Content starts
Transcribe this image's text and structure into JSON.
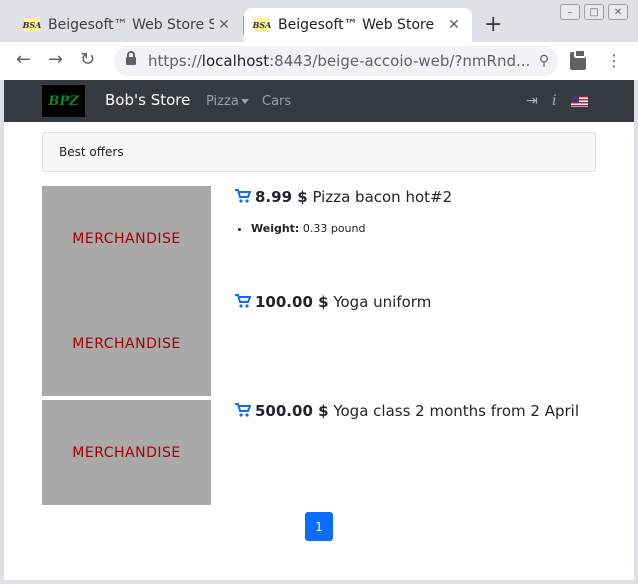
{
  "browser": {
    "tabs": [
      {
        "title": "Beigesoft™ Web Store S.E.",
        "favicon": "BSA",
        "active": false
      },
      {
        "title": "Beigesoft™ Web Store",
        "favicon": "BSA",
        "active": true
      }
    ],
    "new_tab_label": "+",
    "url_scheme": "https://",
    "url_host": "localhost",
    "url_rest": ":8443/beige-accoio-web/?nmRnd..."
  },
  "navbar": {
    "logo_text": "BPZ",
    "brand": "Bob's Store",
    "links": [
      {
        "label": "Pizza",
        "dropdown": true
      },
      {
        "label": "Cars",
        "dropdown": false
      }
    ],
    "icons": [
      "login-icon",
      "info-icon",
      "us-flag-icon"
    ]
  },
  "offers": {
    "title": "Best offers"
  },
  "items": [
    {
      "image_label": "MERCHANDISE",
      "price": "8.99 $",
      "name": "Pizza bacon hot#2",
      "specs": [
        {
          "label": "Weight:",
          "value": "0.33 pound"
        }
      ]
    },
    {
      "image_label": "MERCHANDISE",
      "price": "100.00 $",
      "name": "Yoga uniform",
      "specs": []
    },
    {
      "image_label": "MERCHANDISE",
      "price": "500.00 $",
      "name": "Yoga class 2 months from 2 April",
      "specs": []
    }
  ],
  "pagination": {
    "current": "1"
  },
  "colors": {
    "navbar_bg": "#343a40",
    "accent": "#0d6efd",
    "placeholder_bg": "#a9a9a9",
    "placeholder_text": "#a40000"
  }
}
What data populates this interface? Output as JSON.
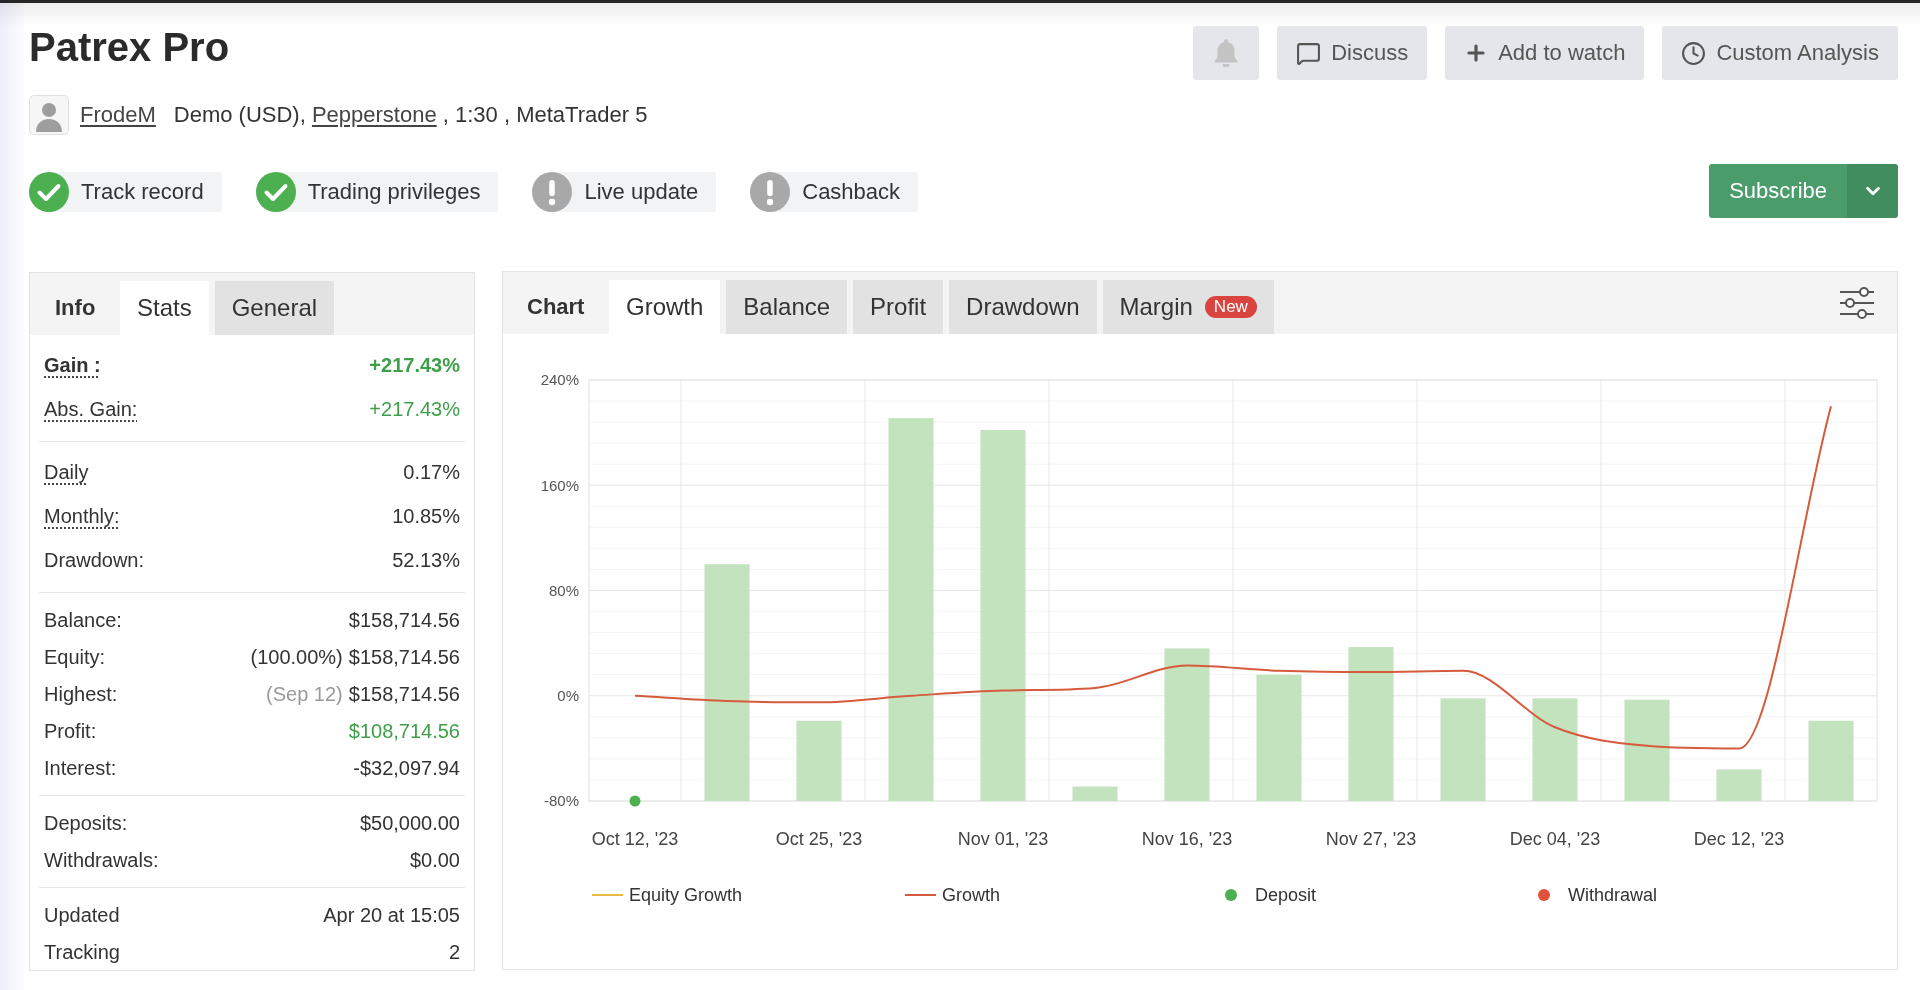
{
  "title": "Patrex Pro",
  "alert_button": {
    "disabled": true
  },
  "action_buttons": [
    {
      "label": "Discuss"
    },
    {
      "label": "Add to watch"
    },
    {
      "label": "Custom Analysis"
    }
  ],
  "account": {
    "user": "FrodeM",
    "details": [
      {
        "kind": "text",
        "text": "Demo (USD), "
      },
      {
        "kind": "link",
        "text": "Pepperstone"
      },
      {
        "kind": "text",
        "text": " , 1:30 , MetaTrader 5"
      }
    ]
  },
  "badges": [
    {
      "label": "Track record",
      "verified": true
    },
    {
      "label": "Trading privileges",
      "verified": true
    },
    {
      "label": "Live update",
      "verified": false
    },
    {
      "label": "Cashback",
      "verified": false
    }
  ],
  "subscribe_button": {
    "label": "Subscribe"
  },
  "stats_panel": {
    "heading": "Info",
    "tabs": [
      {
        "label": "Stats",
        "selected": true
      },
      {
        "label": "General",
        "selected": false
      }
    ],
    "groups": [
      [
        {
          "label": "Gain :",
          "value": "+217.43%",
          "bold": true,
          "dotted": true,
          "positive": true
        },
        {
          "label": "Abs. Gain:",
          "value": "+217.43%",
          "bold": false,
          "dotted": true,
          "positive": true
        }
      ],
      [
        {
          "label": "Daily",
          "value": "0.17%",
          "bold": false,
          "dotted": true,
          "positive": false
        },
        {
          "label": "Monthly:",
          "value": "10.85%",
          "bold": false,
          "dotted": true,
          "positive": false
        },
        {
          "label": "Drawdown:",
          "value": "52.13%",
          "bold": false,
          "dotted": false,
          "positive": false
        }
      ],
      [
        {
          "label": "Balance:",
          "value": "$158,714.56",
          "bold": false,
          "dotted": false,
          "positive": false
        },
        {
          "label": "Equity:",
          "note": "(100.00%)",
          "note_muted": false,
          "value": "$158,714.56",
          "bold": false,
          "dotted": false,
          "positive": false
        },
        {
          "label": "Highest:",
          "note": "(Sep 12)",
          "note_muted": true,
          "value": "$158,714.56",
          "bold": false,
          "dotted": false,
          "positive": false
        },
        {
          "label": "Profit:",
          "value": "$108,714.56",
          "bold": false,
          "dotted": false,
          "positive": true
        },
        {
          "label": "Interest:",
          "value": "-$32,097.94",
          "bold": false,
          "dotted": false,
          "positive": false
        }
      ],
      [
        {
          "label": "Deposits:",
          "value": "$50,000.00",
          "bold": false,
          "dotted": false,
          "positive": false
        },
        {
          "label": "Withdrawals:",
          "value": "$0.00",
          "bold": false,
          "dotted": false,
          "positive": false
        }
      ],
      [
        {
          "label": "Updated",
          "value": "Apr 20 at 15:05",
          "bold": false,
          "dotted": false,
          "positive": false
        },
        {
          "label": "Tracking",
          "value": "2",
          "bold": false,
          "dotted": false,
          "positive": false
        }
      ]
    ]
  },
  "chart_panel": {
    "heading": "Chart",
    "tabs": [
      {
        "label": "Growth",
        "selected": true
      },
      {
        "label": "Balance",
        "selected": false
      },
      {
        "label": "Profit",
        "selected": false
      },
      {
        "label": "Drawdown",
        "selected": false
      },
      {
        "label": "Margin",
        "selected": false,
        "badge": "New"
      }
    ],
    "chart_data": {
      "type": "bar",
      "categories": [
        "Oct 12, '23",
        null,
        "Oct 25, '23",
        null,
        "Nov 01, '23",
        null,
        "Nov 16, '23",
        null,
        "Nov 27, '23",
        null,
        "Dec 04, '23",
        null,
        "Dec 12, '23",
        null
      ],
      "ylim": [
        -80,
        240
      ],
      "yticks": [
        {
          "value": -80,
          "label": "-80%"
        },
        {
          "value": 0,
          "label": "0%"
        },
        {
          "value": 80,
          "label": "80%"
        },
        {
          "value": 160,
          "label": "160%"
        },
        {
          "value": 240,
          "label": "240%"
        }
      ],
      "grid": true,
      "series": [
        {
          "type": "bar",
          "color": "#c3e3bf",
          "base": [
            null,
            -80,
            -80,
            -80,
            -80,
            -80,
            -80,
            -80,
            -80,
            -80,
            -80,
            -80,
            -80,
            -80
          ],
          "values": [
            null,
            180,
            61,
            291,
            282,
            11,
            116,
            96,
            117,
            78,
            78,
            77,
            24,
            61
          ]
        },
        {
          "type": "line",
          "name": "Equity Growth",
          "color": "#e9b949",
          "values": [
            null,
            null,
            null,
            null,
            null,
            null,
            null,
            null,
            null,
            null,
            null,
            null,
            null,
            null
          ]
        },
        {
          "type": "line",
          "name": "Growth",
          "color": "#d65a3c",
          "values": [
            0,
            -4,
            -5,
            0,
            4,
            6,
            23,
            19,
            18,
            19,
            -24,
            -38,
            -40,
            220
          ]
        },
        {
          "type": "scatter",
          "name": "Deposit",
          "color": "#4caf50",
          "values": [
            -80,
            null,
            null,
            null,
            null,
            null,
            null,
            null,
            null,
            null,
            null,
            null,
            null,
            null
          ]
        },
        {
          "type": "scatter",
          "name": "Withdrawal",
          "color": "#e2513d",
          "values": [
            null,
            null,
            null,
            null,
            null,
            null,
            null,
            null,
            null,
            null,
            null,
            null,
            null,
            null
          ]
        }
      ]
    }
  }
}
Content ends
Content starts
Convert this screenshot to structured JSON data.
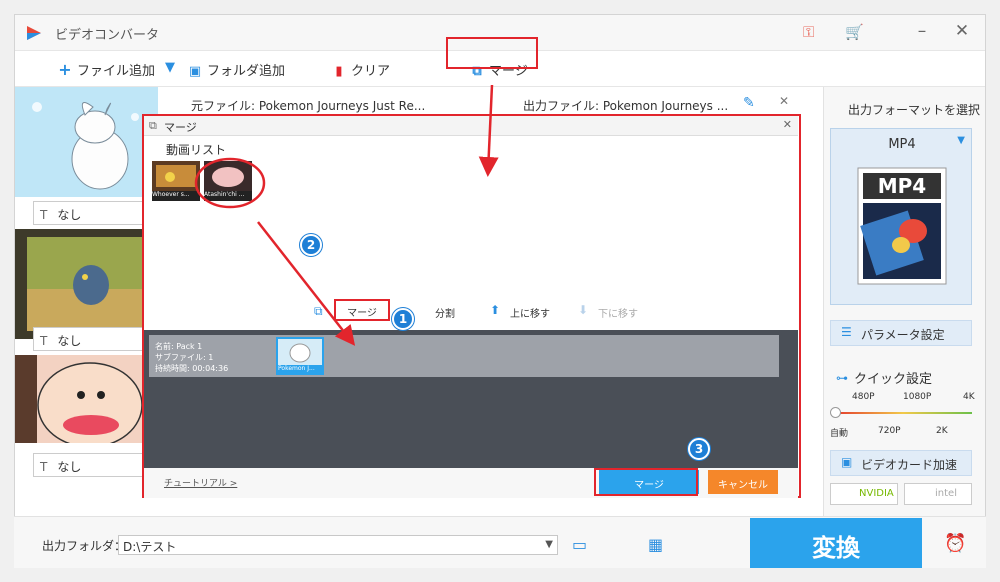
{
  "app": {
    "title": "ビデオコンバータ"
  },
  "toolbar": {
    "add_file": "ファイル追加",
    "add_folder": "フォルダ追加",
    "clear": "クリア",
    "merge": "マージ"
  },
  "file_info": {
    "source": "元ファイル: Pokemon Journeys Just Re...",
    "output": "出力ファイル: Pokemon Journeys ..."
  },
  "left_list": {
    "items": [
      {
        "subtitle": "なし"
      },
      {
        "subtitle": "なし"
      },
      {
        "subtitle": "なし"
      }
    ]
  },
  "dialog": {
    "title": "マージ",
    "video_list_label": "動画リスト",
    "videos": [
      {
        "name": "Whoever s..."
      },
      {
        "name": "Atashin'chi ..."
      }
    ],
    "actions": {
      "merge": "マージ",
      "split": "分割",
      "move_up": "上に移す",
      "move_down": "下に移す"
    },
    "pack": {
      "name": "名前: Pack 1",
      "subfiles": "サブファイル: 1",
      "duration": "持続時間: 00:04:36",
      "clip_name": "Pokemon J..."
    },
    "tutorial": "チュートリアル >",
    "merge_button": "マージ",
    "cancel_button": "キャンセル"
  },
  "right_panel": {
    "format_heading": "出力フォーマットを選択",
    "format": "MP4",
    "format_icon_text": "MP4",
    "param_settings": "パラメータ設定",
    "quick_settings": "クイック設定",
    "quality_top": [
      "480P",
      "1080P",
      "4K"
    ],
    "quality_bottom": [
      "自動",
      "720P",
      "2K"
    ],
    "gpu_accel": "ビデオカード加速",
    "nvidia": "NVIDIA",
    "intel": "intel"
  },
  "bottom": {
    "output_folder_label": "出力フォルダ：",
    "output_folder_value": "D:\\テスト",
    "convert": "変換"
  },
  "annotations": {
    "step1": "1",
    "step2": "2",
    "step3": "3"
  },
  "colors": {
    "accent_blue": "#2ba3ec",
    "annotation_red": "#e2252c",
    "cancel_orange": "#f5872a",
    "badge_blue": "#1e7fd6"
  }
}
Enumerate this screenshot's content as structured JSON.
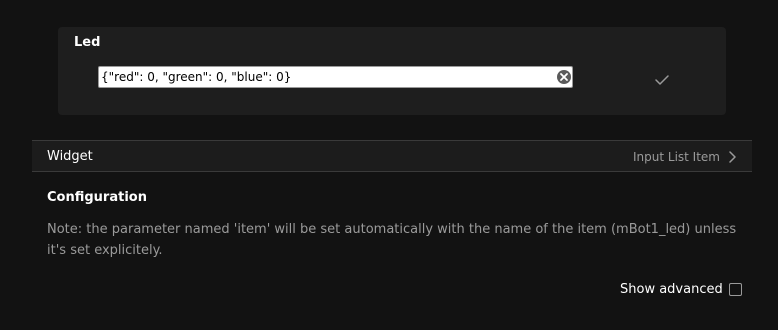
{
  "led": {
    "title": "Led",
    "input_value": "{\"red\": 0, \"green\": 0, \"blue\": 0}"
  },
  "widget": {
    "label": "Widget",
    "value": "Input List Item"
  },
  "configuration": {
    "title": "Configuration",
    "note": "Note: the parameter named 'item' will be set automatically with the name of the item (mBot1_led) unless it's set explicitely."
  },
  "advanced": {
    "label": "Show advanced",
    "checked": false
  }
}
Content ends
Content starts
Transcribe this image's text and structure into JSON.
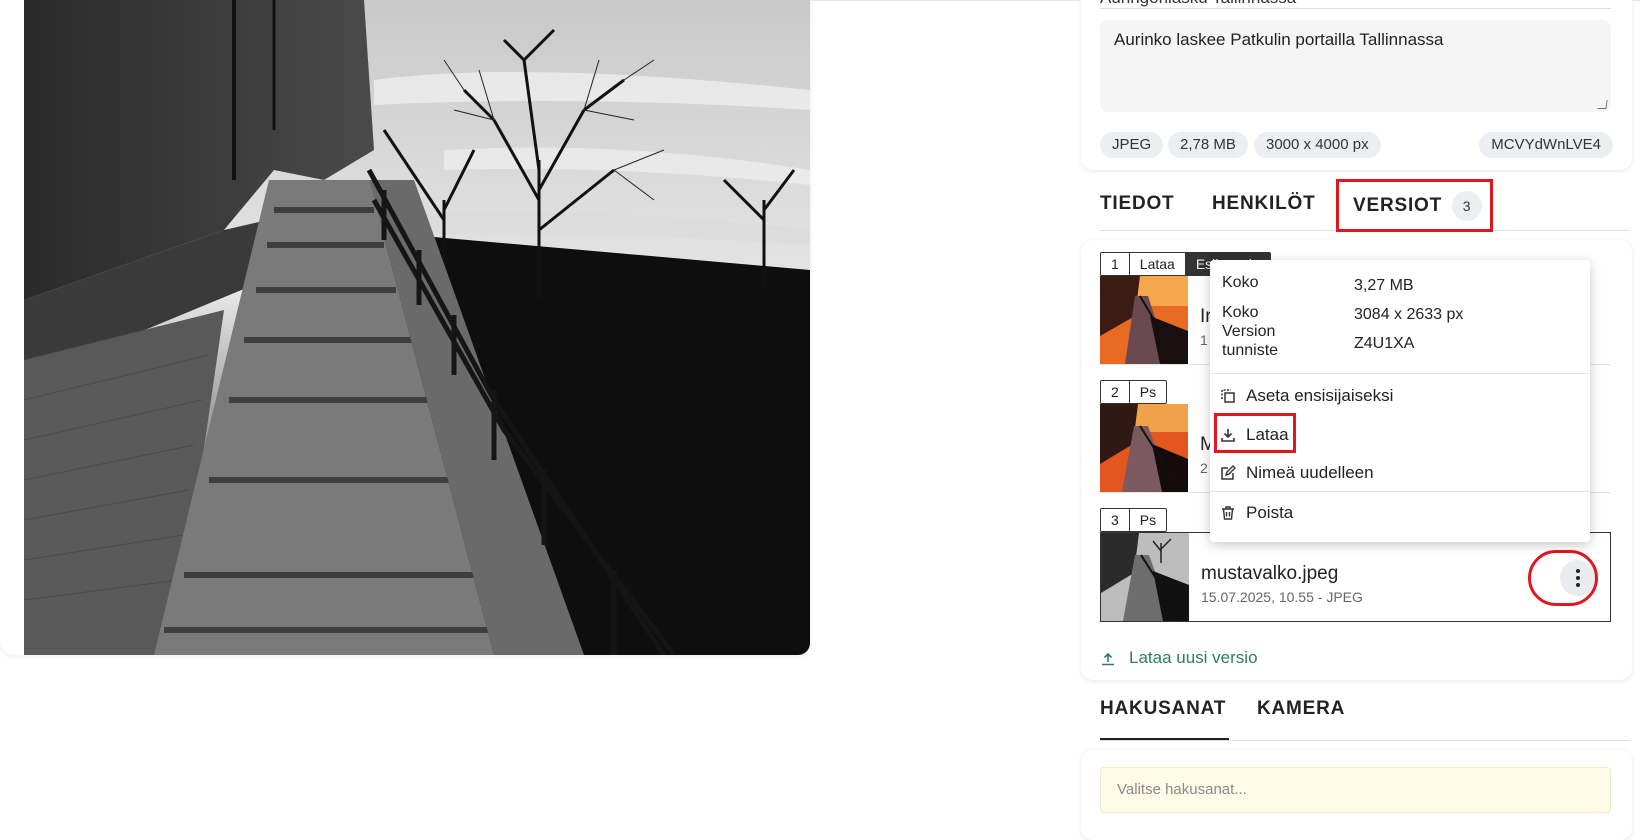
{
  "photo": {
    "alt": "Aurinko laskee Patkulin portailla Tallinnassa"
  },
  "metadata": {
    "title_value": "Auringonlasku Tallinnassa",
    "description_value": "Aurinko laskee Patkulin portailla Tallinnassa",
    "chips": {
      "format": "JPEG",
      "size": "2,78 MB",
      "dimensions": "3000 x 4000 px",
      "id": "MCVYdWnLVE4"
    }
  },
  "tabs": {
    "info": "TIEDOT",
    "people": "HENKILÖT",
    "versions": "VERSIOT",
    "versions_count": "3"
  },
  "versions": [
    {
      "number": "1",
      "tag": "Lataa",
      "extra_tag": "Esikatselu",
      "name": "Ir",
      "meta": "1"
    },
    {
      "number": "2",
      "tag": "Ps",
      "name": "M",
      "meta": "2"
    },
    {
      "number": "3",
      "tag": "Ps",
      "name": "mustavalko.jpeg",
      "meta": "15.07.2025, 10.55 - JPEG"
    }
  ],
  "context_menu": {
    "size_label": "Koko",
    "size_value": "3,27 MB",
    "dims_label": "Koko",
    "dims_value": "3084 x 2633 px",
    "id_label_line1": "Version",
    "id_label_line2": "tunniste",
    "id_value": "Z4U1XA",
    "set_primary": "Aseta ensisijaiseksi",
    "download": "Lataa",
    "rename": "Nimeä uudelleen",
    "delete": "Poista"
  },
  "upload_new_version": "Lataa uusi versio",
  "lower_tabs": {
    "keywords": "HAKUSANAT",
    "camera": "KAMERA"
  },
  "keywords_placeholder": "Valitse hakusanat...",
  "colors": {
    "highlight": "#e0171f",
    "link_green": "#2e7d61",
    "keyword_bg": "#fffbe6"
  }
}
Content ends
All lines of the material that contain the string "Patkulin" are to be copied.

• RESPONSE BOX
    "alt": "Aurinko laskee Patkulin portailla Tallinnassa"
    "description_value": "Aurinko laskee Patkulin portailla Tallinnassa",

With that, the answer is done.